Tuesday, July 25, 2017

World Bank Group releases policies for shared prosperity

The World Bank Group has gone public with policy notes for Myanmar that it said may be able to help the country move toward more inclusive prosperity.

World Bank Group representatives yesterday presented findings from the organisation’s report, “All Aboard: Shared Prosperity in Myanmar”, following talks with government officials from both the old and new guard.

The policy notes cover a wide range of issues facing Myanmar – narrowing the gap in access to basic services, reducing rural poverty and raising agriculture productivity, promoting a competitive business environment, enhancing financial inclusion, expanding access to energy, and strengthening public sector governance – diving into what progress has been made and what more can be done.

When the policy notes were still being finalised in December, the World Bank Group met with members of both the National League for Democracy – including vice chair U Tin Oo – and the incumbent administration. Axel van Trotsenburg, World Bank vice president for East Asia and Pacific, handed the notes to major Myanmar political players on February 22, including NLD leader Daw Aung San Suu Kyi. Both Minister for Finance U Win Shein and Pyithu Hluttaw Speaker U Win Myint also received copies that day.

The World Bank’s Myanmar country manager Abdoulaye Seck said the organisation thought it important after the country’s election to drive “a dialogue on what policies should be adopted to deliver benefits for its people”. He said in a statement that the country can, like its neighbours, chart a course that brings inclusive growth. However, significant roadblocks remain.

“The country faces a long road ahead in addressing continued challenges to close disparities across Myanmar’s geography, ethnic communities and income groups,” he said.

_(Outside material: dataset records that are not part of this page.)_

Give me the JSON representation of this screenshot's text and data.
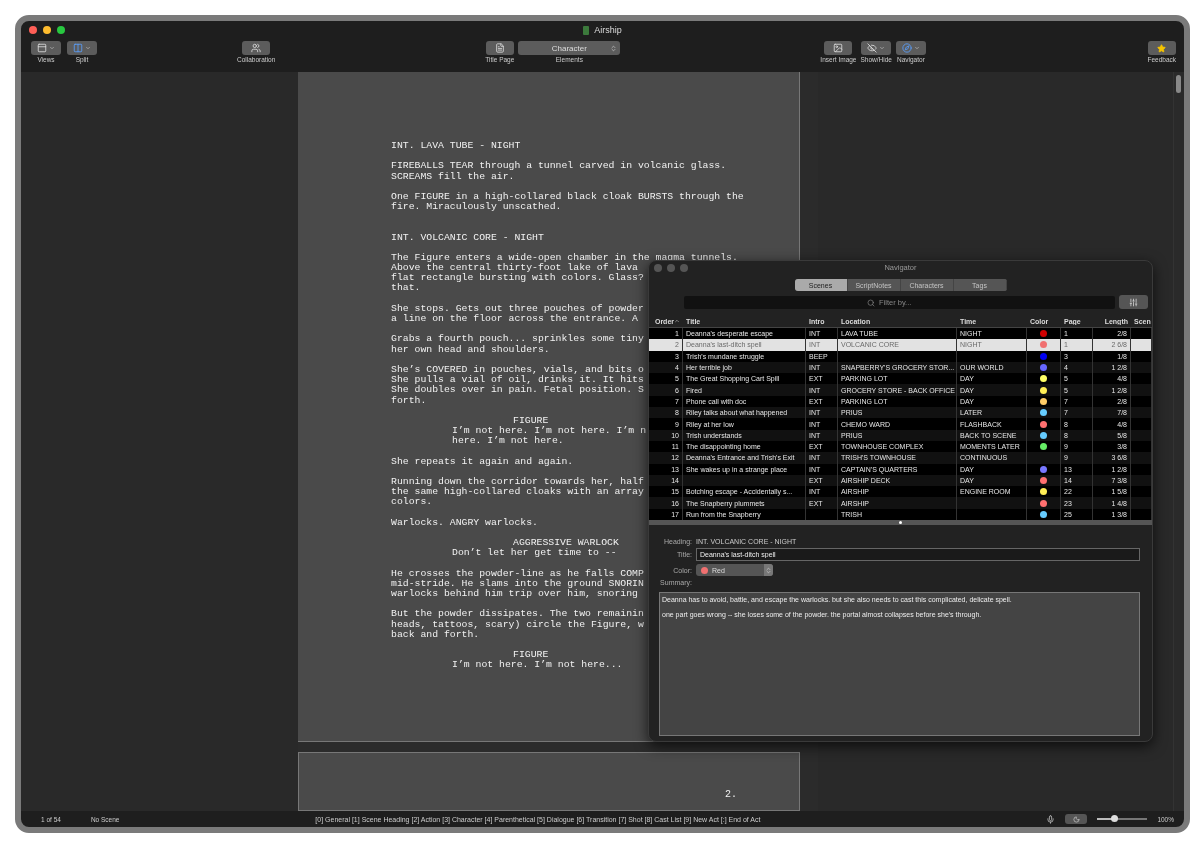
{
  "window": {
    "title": "Airship"
  },
  "toolbar": {
    "left": [
      {
        "kind": "views",
        "label": "Views"
      },
      {
        "kind": "split",
        "label": "Split"
      }
    ],
    "collaboration": {
      "label": "Collaboration"
    },
    "center": {
      "title_page": "Title Page",
      "elements_value": "Character",
      "elements_label": "Elements"
    },
    "right": [
      {
        "kind": "image",
        "label": "Insert Image"
      },
      {
        "kind": "showhide",
        "label": "Show/Hide"
      },
      {
        "kind": "navigator",
        "label": "Navigator"
      }
    ],
    "feedback": {
      "label": "Feedback"
    }
  },
  "script": {
    "blocks": [
      {
        "kind": "heading",
        "lines": [
          "INT. LAVA TUBE - NIGHT"
        ]
      },
      {
        "kind": "action",
        "lines": [
          "FIREBALLS TEAR through a tunnel carved in volcanic glass.",
          "SCREAMS fill the air."
        ]
      },
      {
        "kind": "action",
        "lines": [
          "One FIGURE in a high-collared black cloak BURSTS through the",
          "fire. Miraculously unscathed."
        ]
      },
      {
        "kind": "heading",
        "lines": [
          "INT. VOLCANIC CORE - NIGHT"
        ]
      },
      {
        "kind": "action",
        "lines": [
          "The Figure enters a wide-open chamber in the magma tunnels.",
          "Above the central thirty-foot lake of lava",
          "flat rectangle bursting with colors. Glass?",
          "that."
        ]
      },
      {
        "kind": "action",
        "lines": [
          "She stops. Gets out three pouches of powder",
          "a line on the floor across the entrance. A"
        ]
      },
      {
        "kind": "action",
        "lines": [
          "Grabs a fourth pouch... sprinkles some tiny",
          "her own head and shoulders."
        ]
      },
      {
        "kind": "action",
        "lines": [
          "She’s COVERED in pouches, vials, and bits o",
          "She pulls a vial of oil, drinks it. It hits",
          "She doubles over in pain. Fetal position. S",
          "forth."
        ]
      },
      {
        "kind": "character",
        "lines": [
          "FIGURE"
        ]
      },
      {
        "kind": "dialogue",
        "lines": [
          "I’m not here. I’m not here. I’m n",
          "here. I’m not here."
        ]
      },
      {
        "kind": "action",
        "lines": [
          "She repeats it again and again."
        ]
      },
      {
        "kind": "action",
        "lines": [
          "Running down the corridor towards her, half",
          "the same high-collared cloaks with an array",
          "colors."
        ]
      },
      {
        "kind": "action",
        "lines": [
          "Warlocks. ANGRY warlocks."
        ]
      },
      {
        "kind": "character",
        "lines": [
          "AGGRESSIVE WARLOCK"
        ]
      },
      {
        "kind": "dialogue",
        "lines": [
          "Don’t let her get time to --"
        ]
      },
      {
        "kind": "action",
        "lines": [
          "He crosses the powder-line as he falls COMP",
          "mid-stride. He slams into the ground SNORIN",
          "warlocks behind him trip over him, snoring"
        ]
      },
      {
        "kind": "action",
        "lines": [
          "But the powder dissipates. The two remainin",
          "heads, tattoos, scary) circle the Figure, w",
          "back and forth."
        ]
      },
      {
        "kind": "character",
        "lines": [
          "FIGURE"
        ]
      },
      {
        "kind": "dialogue",
        "lines": [
          "I’m not here. I’m not here..."
        ]
      }
    ],
    "next_page_number": "2."
  },
  "navigator": {
    "title": "Navigator",
    "tabs": [
      {
        "label": "Scenes",
        "selected": true
      },
      {
        "label": "ScriptNotes",
        "selected": false
      },
      {
        "label": "Characters",
        "selected": false
      },
      {
        "label": "Tags",
        "selected": false
      }
    ],
    "filter": {
      "placeholder": "Filter by..."
    },
    "columns": [
      "Order",
      "Title",
      "Intro",
      "Location",
      "Time",
      "Color",
      "Page",
      "Length",
      "Scen"
    ],
    "rows": [
      {
        "order": "1",
        "title": "Deanna's desperate escape",
        "intro": "INT",
        "location": "LAVA TUBE",
        "time": "NIGHT",
        "color": "#d00000",
        "page": "1",
        "length": "2/8",
        "selected": false
      },
      {
        "order": "2",
        "title": "Deanna's last-ditch spell",
        "intro": "INT",
        "location": "VOLCANIC CORE",
        "time": "NIGHT",
        "color": "#f07070",
        "page": "1",
        "length": "2 6/8",
        "selected": true
      },
      {
        "order": "3",
        "title": "Trish's mundane struggle",
        "intro": "BEEP",
        "location": "",
        "time": "",
        "color": "#0000f0",
        "page": "3",
        "length": "1/8",
        "selected": false
      },
      {
        "order": "4",
        "title": "Her terrible job",
        "intro": "INT",
        "location": "SNAPBERRY'S GROCERY STOR...",
        "time": "OUR WORLD",
        "color": "#6666ff",
        "page": "4",
        "length": "1 2/8",
        "selected": false
      },
      {
        "order": "5",
        "title": "The Great Shopping Cart Spill",
        "intro": "EXT",
        "location": "PARKING LOT",
        "time": "DAY",
        "color": "#ffff66",
        "page": "5",
        "length": "4/8",
        "selected": false
      },
      {
        "order": "6",
        "title": "Fired",
        "intro": "INT",
        "location": "GROCERY STORE - BACK OFFICE",
        "time": "DAY",
        "color": "#ffee55",
        "page": "5",
        "length": "1 2/8",
        "selected": false
      },
      {
        "order": "7",
        "title": "Phone call with doc",
        "intro": "EXT",
        "location": "PARKING LOT",
        "time": "DAY",
        "color": "#ffcc66",
        "page": "7",
        "length": "2/8",
        "selected": false
      },
      {
        "order": "8",
        "title": "Riley talks about what happened",
        "intro": "INT",
        "location": "PRIUS",
        "time": "LATER",
        "color": "#66ccff",
        "page": "7",
        "length": "7/8",
        "selected": false
      },
      {
        "order": "9",
        "title": "Riley at her low",
        "intro": "INT",
        "location": "CHEMO WARD",
        "time": "FLASHBACK",
        "color": "#ff7070",
        "page": "8",
        "length": "4/8",
        "selected": false
      },
      {
        "order": "10",
        "title": "Trish understands",
        "intro": "INT",
        "location": "PRIUS",
        "time": "BACK TO SCENE",
        "color": "#66ccff",
        "page": "8",
        "length": "5/8",
        "selected": false
      },
      {
        "order": "11",
        "title": "The disappointing home",
        "intro": "EXT",
        "location": "TOWNHOUSE COMPLEX",
        "time": "MOMENTS LATER",
        "color": "#66ee66",
        "page": "9",
        "length": "3/8",
        "selected": false
      },
      {
        "order": "12",
        "title": "Deanna's Entrance and Trish's Exit",
        "intro": "INT",
        "location": "TRISH'S TOWNHOUSE",
        "time": "CONTINUOUS",
        "page": "9",
        "length": "3 6/8",
        "selected": false
      },
      {
        "order": "13",
        "title": "She wakes up in a strange place",
        "intro": "INT",
        "location": "CAPTAIN'S QUARTERS",
        "time": "DAY",
        "color": "#7777ff",
        "page": "13",
        "length": "1 2/8",
        "selected": false
      },
      {
        "order": "14",
        "title": "",
        "intro": "EXT",
        "location": "AIRSHIP DECK",
        "time": "DAY",
        "color": "#ff7070",
        "page": "14",
        "length": "7 3/8",
        "selected": false
      },
      {
        "order": "15",
        "title": "Botching escape - Accidentally s...",
        "intro": "INT",
        "location": "AIRSHIP",
        "time": "ENGINE ROOM",
        "color": "#ffee55",
        "page": "22",
        "length": "1 5/8",
        "selected": false
      },
      {
        "order": "16",
        "title": "The Snapberry plummets",
        "intro": "EXT",
        "location": "AIRSHIP",
        "time": "",
        "color": "#ff7070",
        "page": "23",
        "length": "1 4/8",
        "selected": false
      },
      {
        "order": "17",
        "title": "Run from the Snapberry",
        "intro": "",
        "location": "TRISH",
        "time": "",
        "color": "#66ccff",
        "page": "25",
        "length": "1 3/8",
        "selected": false
      }
    ],
    "details": {
      "heading_label": "Heading:",
      "heading": "INT. VOLCANIC CORE - NIGHT",
      "title_label": "Title:",
      "title": "Deanna's last-ditch spell",
      "color_label": "Color:",
      "color_name": "Red",
      "color": "#f07070",
      "summary_label": "Summary:",
      "summary": [
        "Deanna has to avoid, battle, and escape the warlocks. but she also needs to cast this complicated, delicate spell.",
        "one part goes wrong -- she loses some of the powder. the portal almost collapses before she's through."
      ]
    }
  },
  "status_bar": {
    "page": "1 of 54",
    "scene": "No Scene",
    "shortcuts": "[0] General [1] Scene Heading [2] Action [3] Character [4] Parenthetical [5] Dialogue [6] Transition [7] Shot [8] Cast List [9] New Act [:] End of Act",
    "zoom": {
      "level": 0.35
    },
    "zoom_text": "100%"
  }
}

Though challenges can be steep, the World Bank Group said in a press release that Myanmar’s economy has the potential to grow at around 8 percent per year in real terms for the next five years – and that the right decisions can ensure better pay and more jobs. “It is about making sure that when the rising tide [comes], it lifts all boats – basically, we all benefit from growth,” said Mr Seck.